> WHAT YOU WILL DO
Count how many lines in the data hold "JSON". Only the number.
----
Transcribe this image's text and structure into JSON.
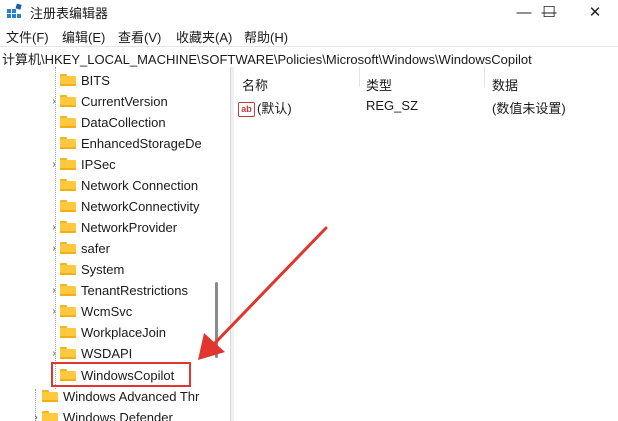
{
  "window": {
    "title": "注册表编辑器",
    "minimize": "—",
    "maximize": "☐",
    "close": "✕"
  },
  "menu": [
    "文件(F)",
    "编辑(E)",
    "查看(V)",
    "收藏夹(A)",
    "帮助(H)"
  ],
  "address": "计算机\\HKEY_LOCAL_MACHINE\\SOFTWARE\\Policies\\Microsoft\\Windows\\WindowsCopilot",
  "tree": {
    "items": [
      {
        "label": "BITS",
        "expandable": false
      },
      {
        "label": "CurrentVersion",
        "expandable": true
      },
      {
        "label": "DataCollection",
        "expandable": false
      },
      {
        "label": "EnhancedStorageDe",
        "expandable": false
      },
      {
        "label": "IPSec",
        "expandable": true
      },
      {
        "label": "Network Connection",
        "expandable": false
      },
      {
        "label": "NetworkConnectivity",
        "expandable": false
      },
      {
        "label": "NetworkProvider",
        "expandable": true
      },
      {
        "label": "safer",
        "expandable": true
      },
      {
        "label": "System",
        "expandable": false
      },
      {
        "label": "TenantRestrictions",
        "expandable": true
      },
      {
        "label": "WcmSvc",
        "expandable": true
      },
      {
        "label": "WorkplaceJoin",
        "expandable": false
      },
      {
        "label": "WSDAPI",
        "expandable": true
      },
      {
        "label": "WindowsCopilot",
        "expandable": false,
        "selected": true
      }
    ],
    "siblings": [
      {
        "label": "Windows Advanced Thr",
        "expandable": false
      },
      {
        "label": "Windows Defender",
        "expandable": true
      }
    ]
  },
  "columns": {
    "name": "名称",
    "type": "类型",
    "data": "数据"
  },
  "values": [
    {
      "name": "(默认)",
      "type": "REG_SZ",
      "data": "(数值未设置)",
      "icon": "string-value-icon"
    }
  ],
  "colors": {
    "highlight": "#e1352f",
    "folder": "#ffc83d"
  }
}
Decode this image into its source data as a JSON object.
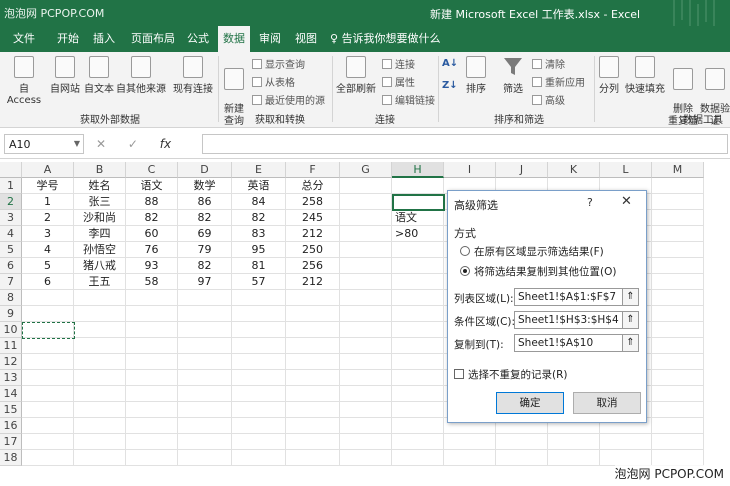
{
  "watermark": "泡泡网 PCPOP.COM",
  "window_title": "新建 Microsoft Excel 工作表.xlsx  -  Excel",
  "tabs": [
    "文件",
    "开始",
    "插入",
    "页面布局",
    "公式",
    "数据",
    "审阅",
    "视图"
  ],
  "tellme": "告诉我你想要做什么",
  "ribbon": {
    "get_external": {
      "buttons": [
        "自 Access",
        "自网站",
        "自文本",
        "自其他来源",
        "现有连接"
      ],
      "label": "获取外部数据"
    },
    "get_transform": {
      "new_query": "新建\n查询",
      "small": [
        "显示查询",
        "从表格",
        "最近使用的源"
      ],
      "label": "获取和转换"
    },
    "connections": {
      "refresh": "全部刷新",
      "small": [
        "连接",
        "属性",
        "编辑链接"
      ],
      "label": "连接"
    },
    "sort_filter": {
      "sort": "排序",
      "filter": "筛选",
      "small": [
        "清除",
        "重新应用",
        "高级"
      ],
      "label": "排序和筛选"
    },
    "data_tools": {
      "buttons": [
        "分列",
        "快速填充",
        "删除\n重复值",
        "数据验\n证"
      ],
      "label": "数据工具"
    }
  },
  "name_box": "A10",
  "formula_icons": [
    "✕",
    "✓",
    "fx"
  ],
  "columns": [
    "A",
    "B",
    "C",
    "D",
    "E",
    "F",
    "G",
    "H",
    "I",
    "J",
    "K",
    "L",
    "M"
  ],
  "rows": [
    "1",
    "2",
    "3",
    "4",
    "5",
    "6",
    "7",
    "8",
    "9",
    "10",
    "11",
    "12",
    "13",
    "14",
    "15",
    "16",
    "17",
    "18"
  ],
  "table": {
    "headers": [
      "学号",
      "姓名",
      "语文",
      "数学",
      "英语",
      "总分"
    ],
    "rows": [
      [
        "1",
        "张三",
        "88",
        "86",
        "84",
        "258"
      ],
      [
        "2",
        "沙和尚",
        "82",
        "82",
        "82",
        "245"
      ],
      [
        "3",
        "李四",
        "60",
        "69",
        "83",
        "212"
      ],
      [
        "4",
        "孙悟空",
        "76",
        "79",
        "95",
        "250"
      ],
      [
        "5",
        "猪八戒",
        "93",
        "82",
        "81",
        "256"
      ],
      [
        "6",
        "王五",
        "58",
        "97",
        "57",
        "212"
      ]
    ]
  },
  "criteria": {
    "h3": "语文",
    "h4": ">80"
  },
  "dialog": {
    "title": "高级筛选",
    "help": "?",
    "close": "✕",
    "section": "方式",
    "option1": "在原有区域显示筛选结果(F)",
    "option2": "将筛选结果复制到其他位置(O)",
    "list_label": "列表区域(L):",
    "list_value": "Sheet1!$A$1:$F$7",
    "criteria_label": "条件区域(C):",
    "criteria_value": "Sheet1!$H$3:$H$4",
    "copy_label": "复制到(T):",
    "copy_value": "Sheet1!$A$10",
    "unique_label": "选择不重复的记录(R)",
    "ok": "确定",
    "cancel": "取消"
  },
  "footer_watermark": "泡泡网  PCPOP.COM"
}
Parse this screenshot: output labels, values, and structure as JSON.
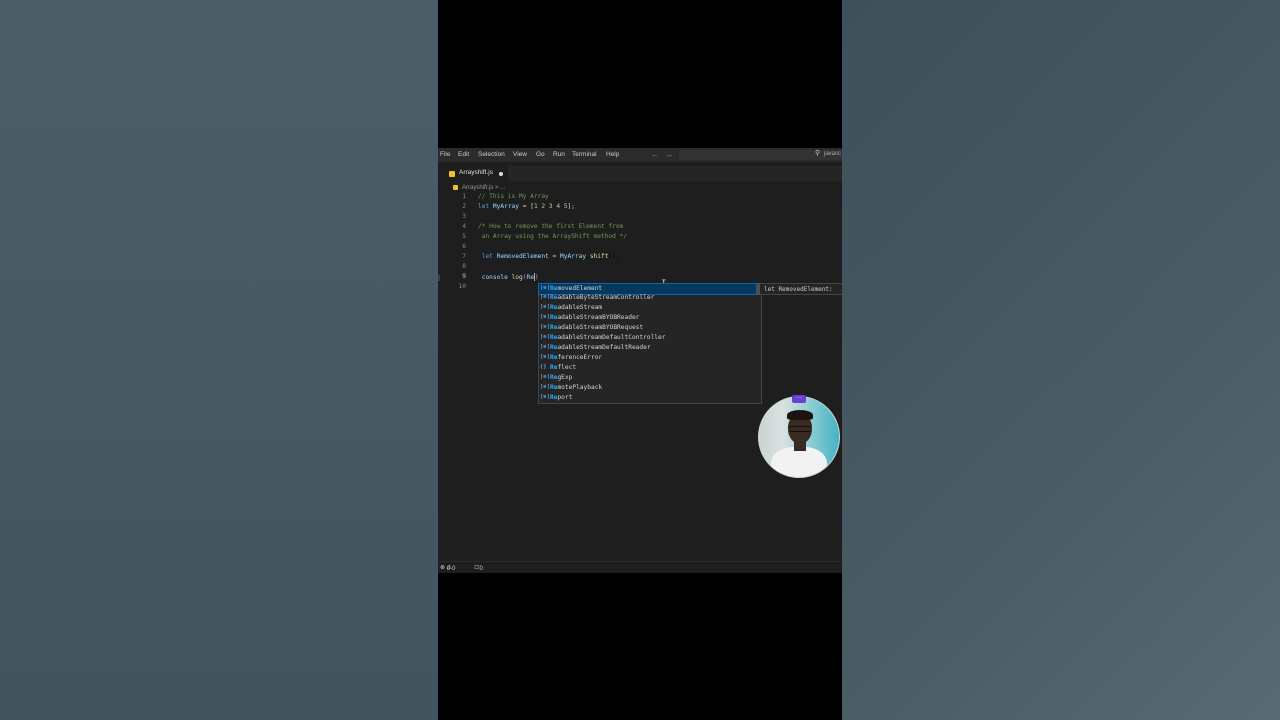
{
  "menu": {
    "items": [
      "File",
      "Edit",
      "Selection",
      "View",
      "Go",
      "Run",
      "Terminal",
      "Help"
    ],
    "back_arrow": "←",
    "forward_arrow": "→",
    "search_icon": "search-icon",
    "command_center_text": "javasc"
  },
  "tab": {
    "label": "Arrayshift.js",
    "modified": true
  },
  "breadcrumb": {
    "text": "Arrayshift.js > ..."
  },
  "editor": {
    "line_numbers": [
      "1",
      "2",
      "3",
      "4",
      "5",
      "6",
      "7",
      "8",
      "9",
      "10"
    ],
    "active_line": "9"
  },
  "suggest": {
    "items": [
      {
        "icon": "[⊕]",
        "match": "Re",
        "rest": "movedElement"
      },
      {
        "icon": "[⊕]",
        "match": "Re",
        "rest": "adableByteStreamController"
      },
      {
        "icon": "[⊕]",
        "match": "Re",
        "rest": "adableStream"
      },
      {
        "icon": "[⊕]",
        "match": "Re",
        "rest": "adableStreamBYOBReader"
      },
      {
        "icon": "[⊕]",
        "match": "Re",
        "rest": "adableStreamBYOBRequest"
      },
      {
        "icon": "[⊕]",
        "match": "Re",
        "rest": "adableStreamDefaultController"
      },
      {
        "icon": "[⊕]",
        "match": "Re",
        "rest": "adableStreamDefaultReader"
      },
      {
        "icon": "[⊕]",
        "match": "Re",
        "rest": "ferenceError"
      },
      {
        "icon": "{}",
        "match": "Re",
        "rest": "flect"
      },
      {
        "icon": "[⊕]",
        "match": "Re",
        "rest": "gExp"
      },
      {
        "icon": "[⊕]",
        "match": "Re",
        "rest": "motePlayback"
      },
      {
        "icon": "[⊕]",
        "match": "Re",
        "rest": "port"
      }
    ],
    "detail": "let RemovedElement:"
  },
  "status": {
    "errors": "0",
    "warnings": "0",
    "ports": "0"
  },
  "colors": {
    "editor_bg": "#1e1e1e",
    "comment": "#6a9955",
    "keyword": "#569cd6",
    "variable": "#9cdcfe",
    "selection": "#04395e",
    "match": "#2aaaff",
    "js_icon": "#e8c230"
  }
}
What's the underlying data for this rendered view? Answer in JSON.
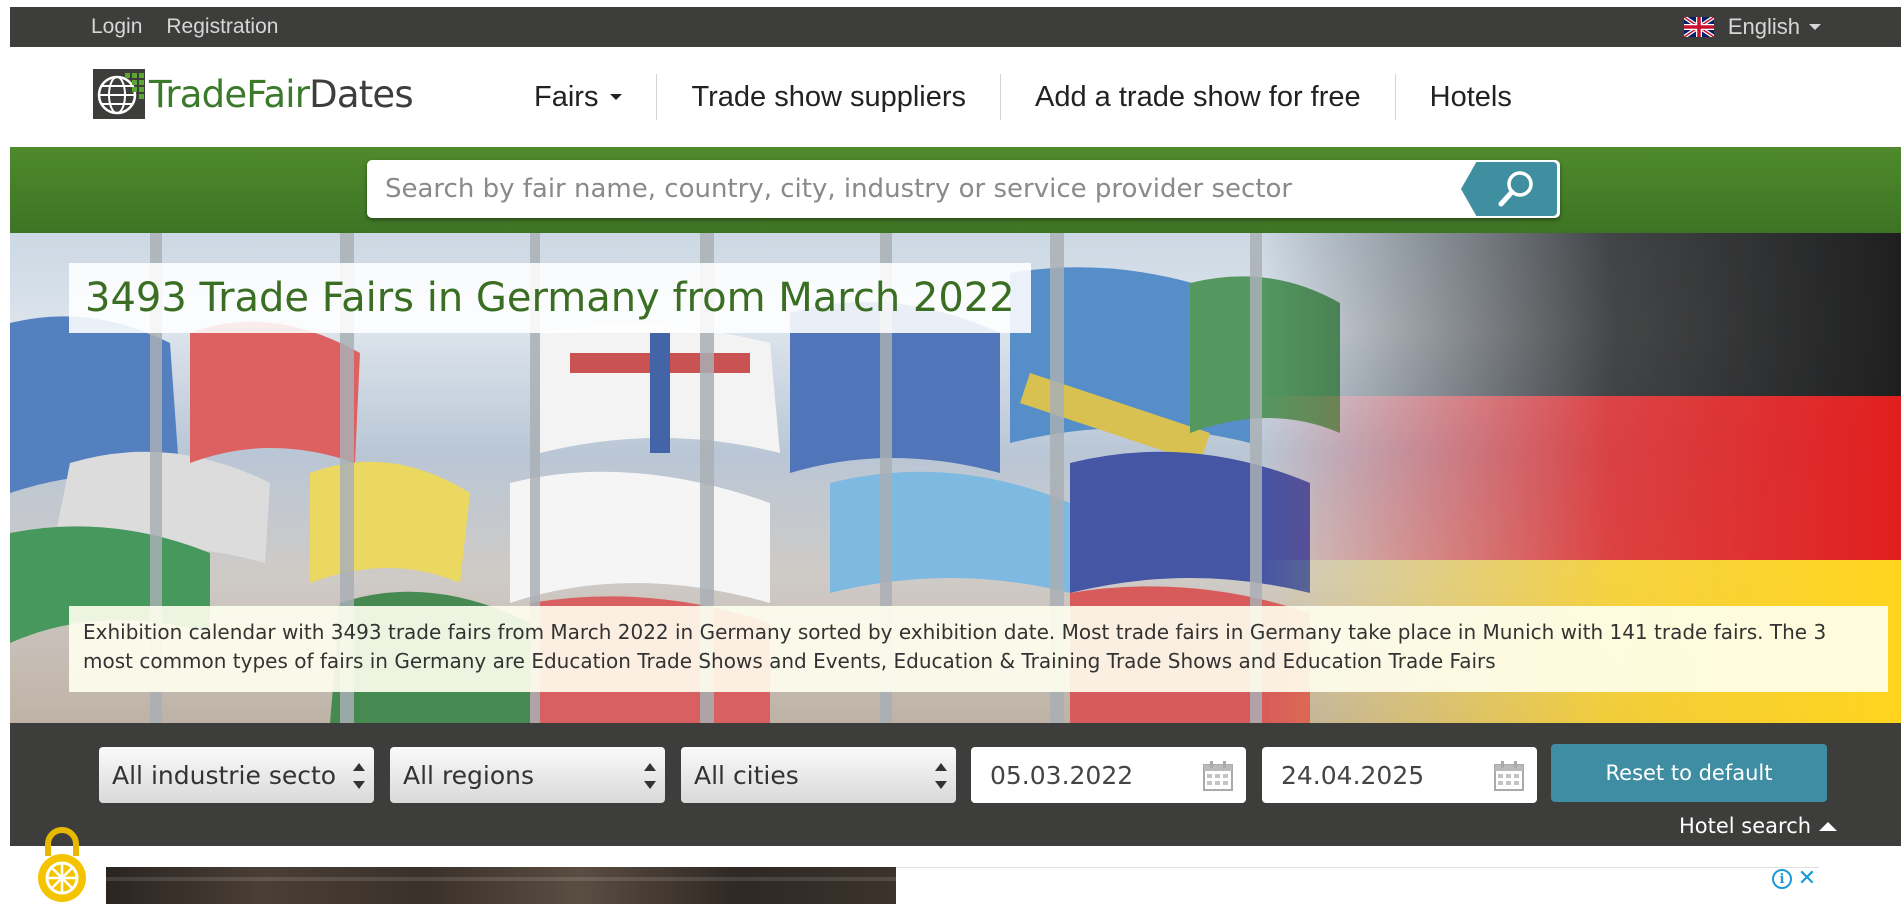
{
  "topbar": {
    "login": "Login",
    "registration": "Registration",
    "language": "English",
    "language_flag_icon": "uk-flag-icon"
  },
  "brand": {
    "name_green": "TradeFair",
    "name_dark": "Dates"
  },
  "nav": {
    "items": [
      {
        "label": "Fairs",
        "has_dropdown": true
      },
      {
        "label": "Trade show suppliers"
      },
      {
        "label": "Add a trade show for free"
      },
      {
        "label": "Hotels"
      }
    ]
  },
  "search": {
    "placeholder": "Search by fair name, country, city, industry or service provider sector",
    "value": ""
  },
  "hero": {
    "title": "3493 Trade Fairs in Germany from March 2022",
    "description": "Exhibition calendar with 3493 trade fairs from March 2022 in Germany sorted by exhibition date. Most trade fairs in Germany take place in Munich with 141 trade fairs. The 3 most common types of fairs in Germany are Education Trade Shows and Events, Education & Training Trade Shows and Education Trade Fairs"
  },
  "filters": {
    "industry": "All industrie sectors",
    "region": "All regions",
    "city": "All cities",
    "date_from": "05.03.2022",
    "date_to": "24.04.2025",
    "reset_label": "Reset to default",
    "hotel_search_label": "Hotel search"
  },
  "colors": {
    "topbar": "#3d3e3c",
    "brand_green": "#3a7a2a",
    "search_band": "#46802a",
    "accent_teal": "#3e8da2",
    "germany_black": "#000000",
    "germany_red": "#dd0000",
    "germany_gold": "#ffce00"
  }
}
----
> RESULT OF THE EXERCISE
4